The book called ‘The Consolation of Philosophy’ was throughout the Middle Ages, and down to the beginnings of the modern epoch in the sixteenth century, the scholar’s familiar companion. Few books have exercised a wider influence in their time. It has been translated into every European tongue, and into English nearly a dozen times, from King Alfred’s paraphrase to the translations of Lord Preston, Causton, Ridpath, and Duncan, in the eighteenth century. The belief that what once pleased so widely must still have some charm is my excuse for attempting the present translation. The great work of Boethius, with its alternate prose and verse, skilfully fitted together like dialogue and chorus in a Greek play, is unique in literature, and has a pathetic interest from the time and circumstances of its composition. It ought not to be forgotten. Those who can go to the original will find their reward. There may be room also for a new translation in English after an interval of close on a hundred years.
Some of the editions contain a reproduction of a bust purporting to represent Boethius. Lord Preston’s translation, for example, has such a portrait, which it refers to an original in marble at Rome. This I have been unable to trace, and suspect that it is apocryphal. The Hope Collection at Oxford contains a completely different portrait in a print, which gives no authority. I have ventured to use as a frontispiece a reproduction from a plaster-cast in the Ashmolean Museum, taken from an ivory diptych preserved in the Bibliotheca Quiriniana at Brescia, which represents Narius Manlius Boethius, the father of the philosopher. Portraiture of this period is so rare that it seemed that, failing a likeness of the author himself, this authentic representation of his father might have interest, as giving the consular dress and insignia of the time, and also as illustrating the decadence of contemporary art. The consul wears a richly-embroidered cloak; his right hand holds a staff surmounted by the Roman eagle, his left the mappa circensis, or napkin used for starting the races in the circus; at his feet are palms and bags of money — prizes for the victors in the games. For permission to use this cast my thanks are due to the authorities of the Ashmolean Museum, as also to Mr. T.W. Jackson, Curator of the Hope Collection, who first called my attention to its existence.

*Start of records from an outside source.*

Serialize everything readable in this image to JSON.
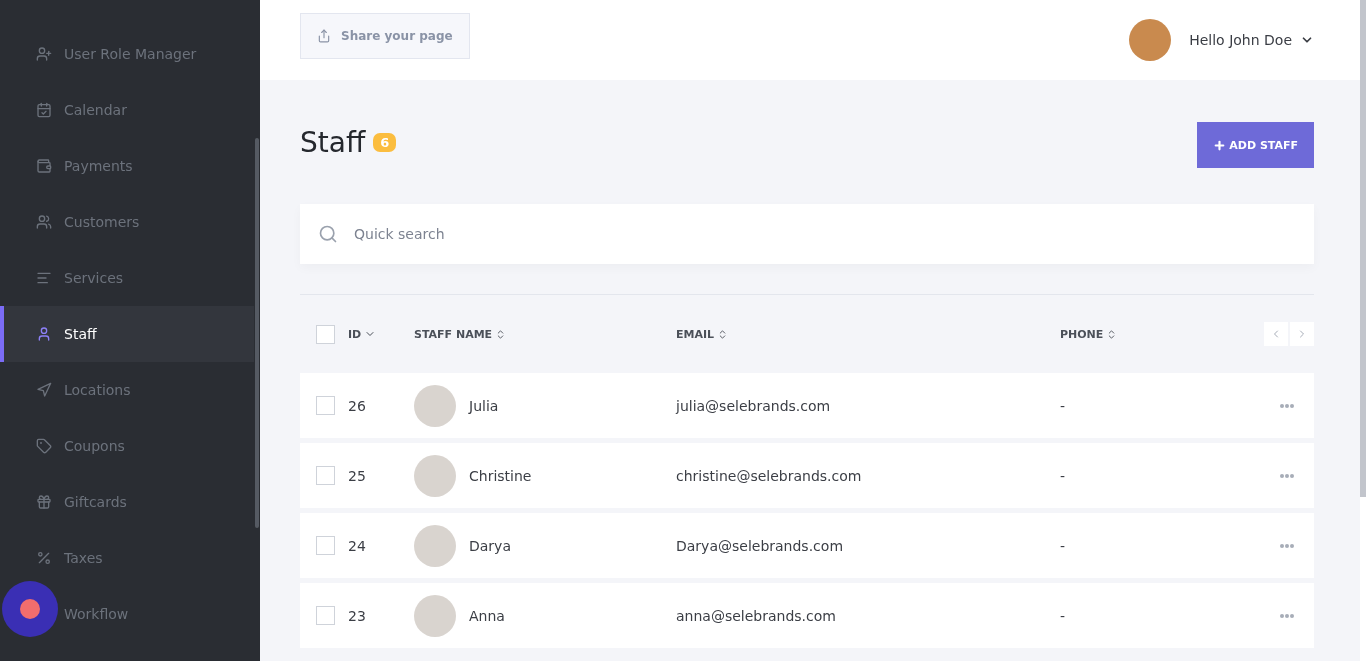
{
  "sidebar": {
    "items": [
      {
        "label": "User Role Manager",
        "selected": false
      },
      {
        "label": "Calendar",
        "selected": false
      },
      {
        "label": "Payments",
        "selected": false
      },
      {
        "label": "Customers",
        "selected": false
      },
      {
        "label": "Services",
        "selected": false
      },
      {
        "label": "Staff",
        "selected": true
      },
      {
        "label": "Locations",
        "selected": false
      },
      {
        "label": "Coupons",
        "selected": false
      },
      {
        "label": "Giftcards",
        "selected": false
      },
      {
        "label": "Taxes",
        "selected": false
      },
      {
        "label": "Workflow",
        "selected": false
      }
    ]
  },
  "header": {
    "share_button": "Share your page",
    "greeting": "Hello John Doe"
  },
  "page": {
    "title": "Staff",
    "count": "6",
    "add_button": "ADD STAFF"
  },
  "search": {
    "placeholder": "Quick search"
  },
  "table": {
    "select_all_checked": false,
    "columns": [
      "ID",
      "STAFF NAME",
      "EMAIL",
      "PHONE"
    ],
    "rows": [
      {
        "id": "26",
        "name": "Julia",
        "email": "julia@selebrands.com",
        "phone": "-",
        "checked": false
      },
      {
        "id": "25",
        "name": "Christine",
        "email": "christine@selebrands.com",
        "phone": "-",
        "checked": false
      },
      {
        "id": "24",
        "name": "Darya",
        "email": "Darya@selebrands.com",
        "phone": "-",
        "checked": false
      },
      {
        "id": "23",
        "name": "Anna",
        "email": "anna@selebrands.com",
        "phone": "-",
        "checked": false
      }
    ]
  }
}
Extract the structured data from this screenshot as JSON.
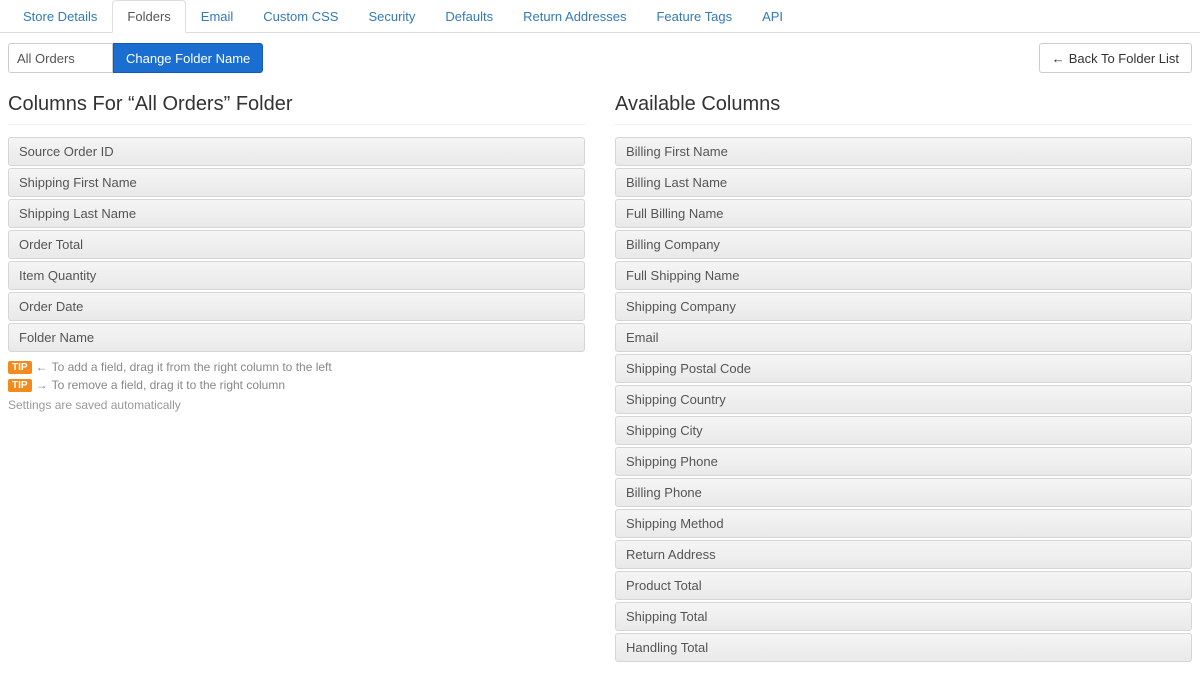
{
  "tabs": [
    {
      "label": "Store Details",
      "active": false
    },
    {
      "label": "Folders",
      "active": true
    },
    {
      "label": "Email",
      "active": false
    },
    {
      "label": "Custom CSS",
      "active": false
    },
    {
      "label": "Security",
      "active": false
    },
    {
      "label": "Defaults",
      "active": false
    },
    {
      "label": "Return Addresses",
      "active": false
    },
    {
      "label": "Feature Tags",
      "active": false
    },
    {
      "label": "API",
      "active": false
    }
  ],
  "toolbar": {
    "folder_name_value": "All Orders",
    "change_button_label": "Change Folder Name",
    "back_button_label": "Back To Folder List"
  },
  "left": {
    "heading": "Columns For “All Orders” Folder",
    "items": [
      "Source Order ID",
      "Shipping First Name",
      "Shipping Last Name",
      "Order Total",
      "Item Quantity",
      "Order Date",
      "Folder Name"
    ]
  },
  "right": {
    "heading": "Available Columns",
    "items": [
      "Billing First Name",
      "Billing Last Name",
      "Full Billing Name",
      "Billing Company",
      "Full Shipping Name",
      "Shipping Company",
      "Email",
      "Shipping Postal Code",
      "Shipping Country",
      "Shipping City",
      "Shipping Phone",
      "Billing Phone",
      "Shipping Method",
      "Return Address",
      "Product Total",
      "Shipping Total",
      "Handling Total"
    ]
  },
  "tips": {
    "badge": "TIP",
    "add": "To add a field, drag it from the right column to the left",
    "remove": "To remove a field, drag it to the right column",
    "autosave": "Settings are saved automatically"
  }
}
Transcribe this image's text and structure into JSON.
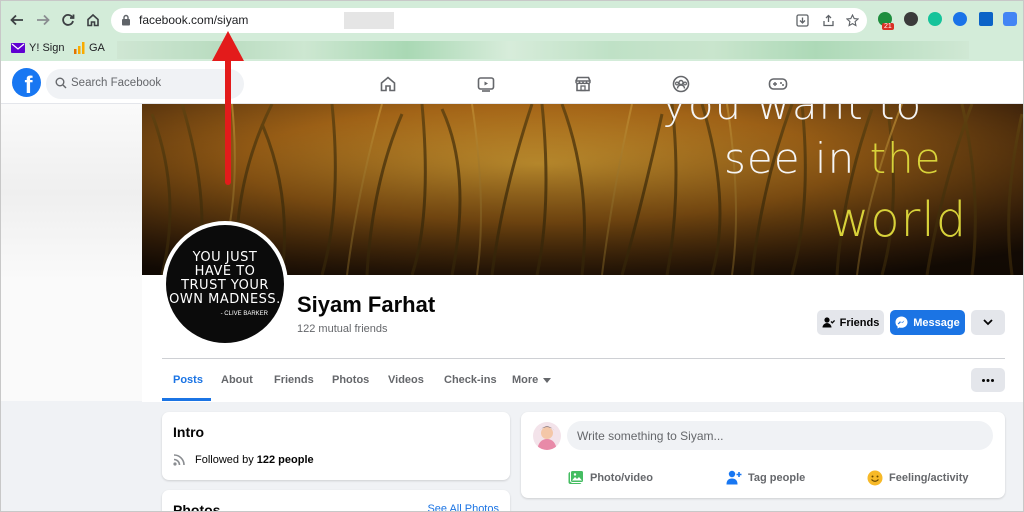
{
  "browser": {
    "url": "facebook.com/siyam",
    "ext_badge": "21"
  },
  "bookmarks": {
    "items": [
      {
        "label": "Y! Sign"
      },
      {
        "label": "GA"
      }
    ]
  },
  "fb_header": {
    "logo": "f",
    "search_placeholder": "Search Facebook",
    "nav_icons": [
      "home-icon",
      "watch-icon",
      "marketplace-icon",
      "groups-icon",
      "gaming-icon"
    ]
  },
  "cover": {
    "line1": "you want to",
    "line2_a": "see in ",
    "line2_b": "the",
    "line3": "world",
    "accent_color": "#d8d23a"
  },
  "avatar": {
    "quote_lines": [
      "YOU JUST",
      "HAVE TO",
      "TRUST YOUR",
      "OWN MADNESS."
    ],
    "author": "- CLIVE BARKER"
  },
  "profile": {
    "name": "Siyam Farhat",
    "mutual_friends": "122 mutual friends"
  },
  "actions": {
    "friends": "Friends",
    "message": "Message"
  },
  "tabs": [
    {
      "label": "Posts"
    },
    {
      "label": "About"
    },
    {
      "label": "Friends"
    },
    {
      "label": "Photos"
    },
    {
      "label": "Videos"
    },
    {
      "label": "Check-ins"
    },
    {
      "label": "More"
    }
  ],
  "intro": {
    "title": "Intro",
    "followed_prefix": "Followed by ",
    "followed_count": "122 people"
  },
  "photos": {
    "title": "Photos",
    "see_all": "See All Photos"
  },
  "composer": {
    "placeholder": "Write something to Siyam...",
    "photo_video": "Photo/video",
    "tag_people": "Tag people",
    "feeling": "Feeling/activity"
  },
  "colors": {
    "fb_blue": "#1877f2",
    "browser_green": "#d3ecd9",
    "arrow_red": "#e31b1b"
  }
}
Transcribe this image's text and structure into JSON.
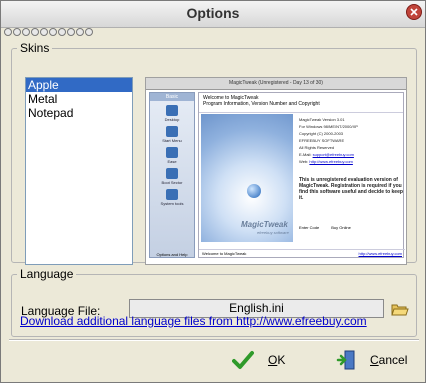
{
  "window": {
    "title": "Options"
  },
  "skins": {
    "legend": "Skins",
    "items": [
      "Apple",
      "Metal",
      "Notepad"
    ],
    "selected": "Apple"
  },
  "preview": {
    "title": "MagicTweak (Unregistered - Day 13 of 30)",
    "sidebar_head": "Basic",
    "sidebar_items": [
      "Desktop",
      "Start Menu",
      "Ease",
      "Boot Sector",
      "System tools"
    ],
    "sidebar_foot": "Options and Help",
    "welcome": "Welcome to MagicTweak",
    "welcome_sub": "Program Information, Version Number and Copyright",
    "info_lines": [
      "MagicTweak Version 3.01",
      "For Windows 98/ME/NT/2000/XP",
      "Copyright (C) 2000-2003",
      "EFREEBUY SOFTWARE",
      "All Rights Reserved"
    ],
    "email_label": "E-Mail:",
    "email": "support@efreebuy.com",
    "web_label": "Web:",
    "web": "http://www.efreebuy.com",
    "warning": "This is unregistered evaluation version of MagicTweak. Registration is required if you find this software useful and decide to keep it.",
    "enter_code": "Enter Code",
    "buy_online": "Buy Online",
    "brand": "MagicTweak",
    "brand_sub": "efreebuy software",
    "status_left": "Welcome to MagicTweak",
    "status_right": "http://www.efreebuy.com"
  },
  "language": {
    "legend": "Language",
    "file_label": "Language File:",
    "file_value": "English.ini",
    "download_link": "Download additional language files from http://www.efreebuy.com"
  },
  "buttons": {
    "ok_accel": "O",
    "ok_rest": "K",
    "cancel_accel": "C",
    "cancel_rest": "ancel"
  }
}
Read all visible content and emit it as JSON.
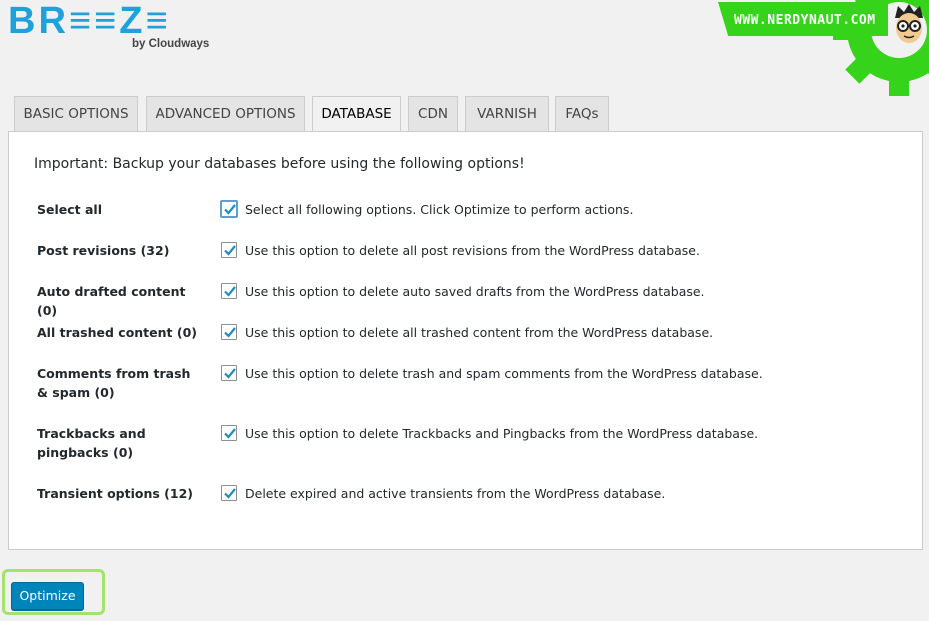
{
  "logo": {
    "text": "BR≡≡Z≡",
    "subtitle": "by Cloudways"
  },
  "watermark": {
    "text": "WWW.NERDYNAUT.COM"
  },
  "tabs": [
    {
      "label": "BASIC OPTIONS",
      "active": false
    },
    {
      "label": "ADVANCED OPTIONS",
      "active": false
    },
    {
      "label": "DATABASE",
      "active": true
    },
    {
      "label": "CDN",
      "active": false
    },
    {
      "label": "VARNISH",
      "active": false
    },
    {
      "label": "FAQs",
      "active": false
    }
  ],
  "database": {
    "notice": "Important: Backup your databases before using the following options!",
    "options": [
      {
        "label": "Select all",
        "description": "Select all following options. Click Optimize to perform actions.",
        "checked": true
      },
      {
        "label": "Post revisions (32)",
        "description": "Use this option to delete all post revisions from the WordPress database.",
        "checked": true
      },
      {
        "label": "Auto drafted content (0)",
        "description": "Use this option to delete auto saved drafts from the WordPress database.",
        "checked": true
      },
      {
        "label": "All trashed content (0)",
        "description": "Use this option to delete all trashed content from the WordPress database.",
        "checked": true
      },
      {
        "label": "Comments from trash & spam (0)",
        "description": "Use this option to delete trash and spam comments from the WordPress database.",
        "checked": true
      },
      {
        "label": "Trackbacks and pingbacks (0)",
        "description": "Use this option to delete Trackbacks and Pingbacks from the WordPress database.",
        "checked": true
      },
      {
        "label": "Transient options (12)",
        "description": "Delete expired and active transients from the WordPress database.",
        "checked": true
      }
    ]
  },
  "actions": {
    "optimize_label": "Optimize"
  },
  "colors": {
    "brand": "#1fa2dc",
    "button": "#0085ba",
    "check": "#1e8cbe",
    "highlight": "#a4e36a",
    "watermark": "#35d41b"
  }
}
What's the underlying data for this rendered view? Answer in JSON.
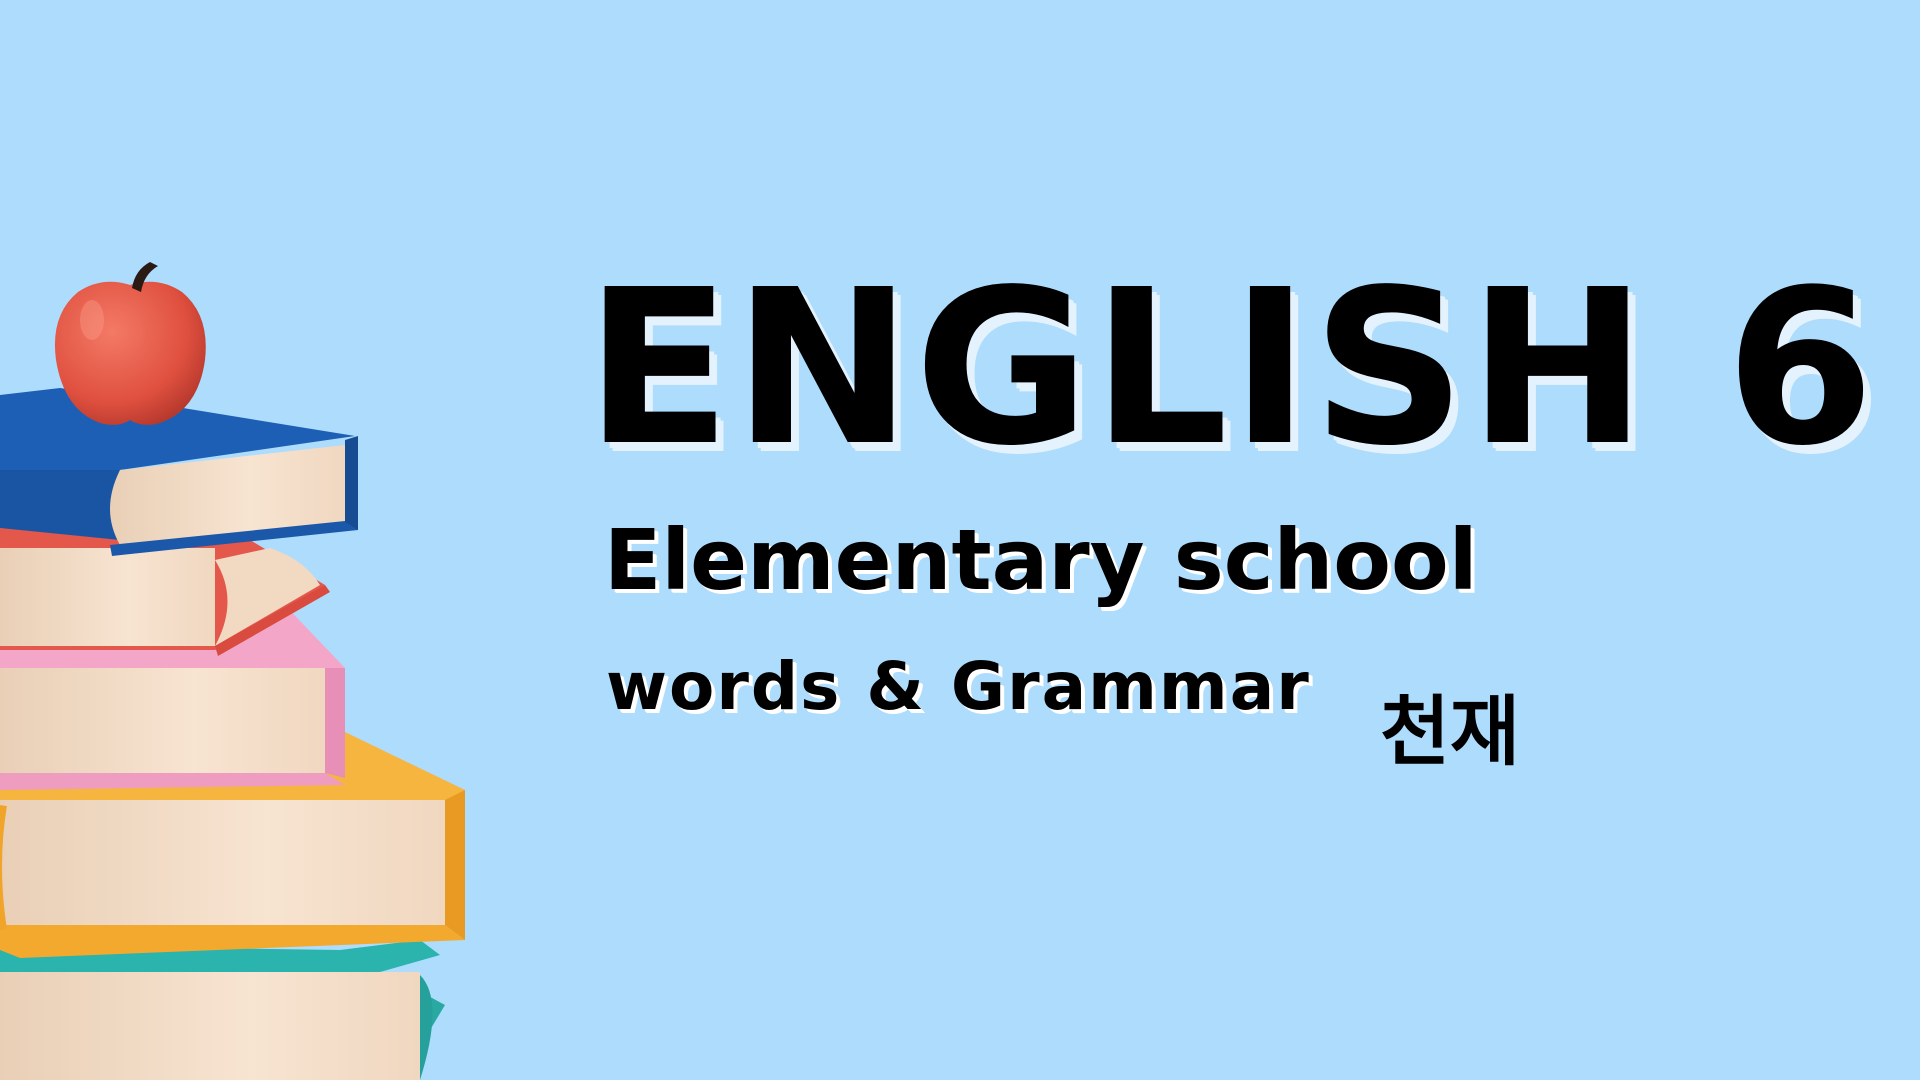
{
  "cover": {
    "title": "ENGLISH 6",
    "subtitle": "Elementary school",
    "tagline": "words & Grammar",
    "publisher": "천재"
  },
  "illustration": {
    "icon": "stacked-books-with-apple-icon"
  },
  "colors": {
    "background": "#addcfc",
    "text": "#000000",
    "title_shadow": "#e3f2fd",
    "book_blue": "#1d5fb5",
    "book_red": "#e4574b",
    "book_pink": "#f3a6c8",
    "book_yellow": "#f7b23b",
    "book_teal": "#2bb3ad",
    "pages": "#f3dcc6",
    "apple": "#e55546"
  }
}
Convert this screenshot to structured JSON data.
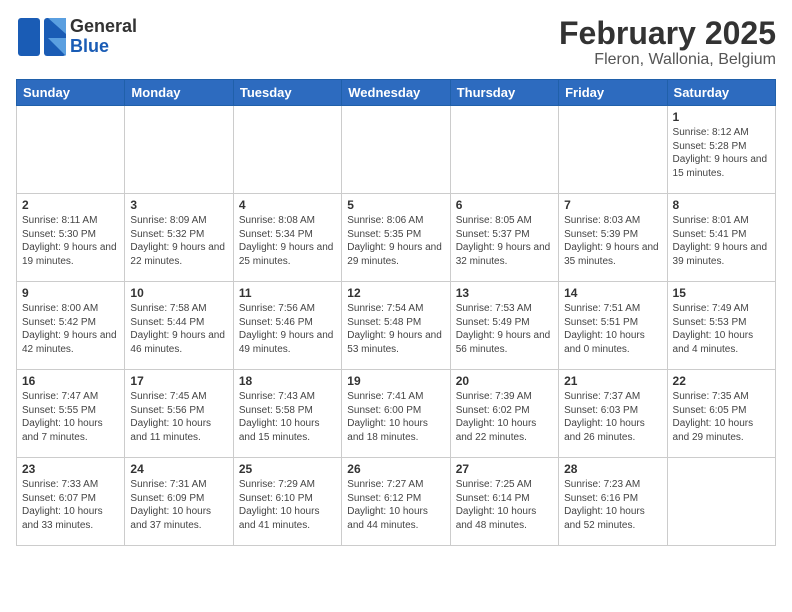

I have to thank my brother, Mr. L. James, of Radley College, for much valuable help and for correcting the proof-sheets of the translation. The text used is that of Peiper, Leipsic, 1874.
Last updated Tuesday, August 25, 2015 at 14:05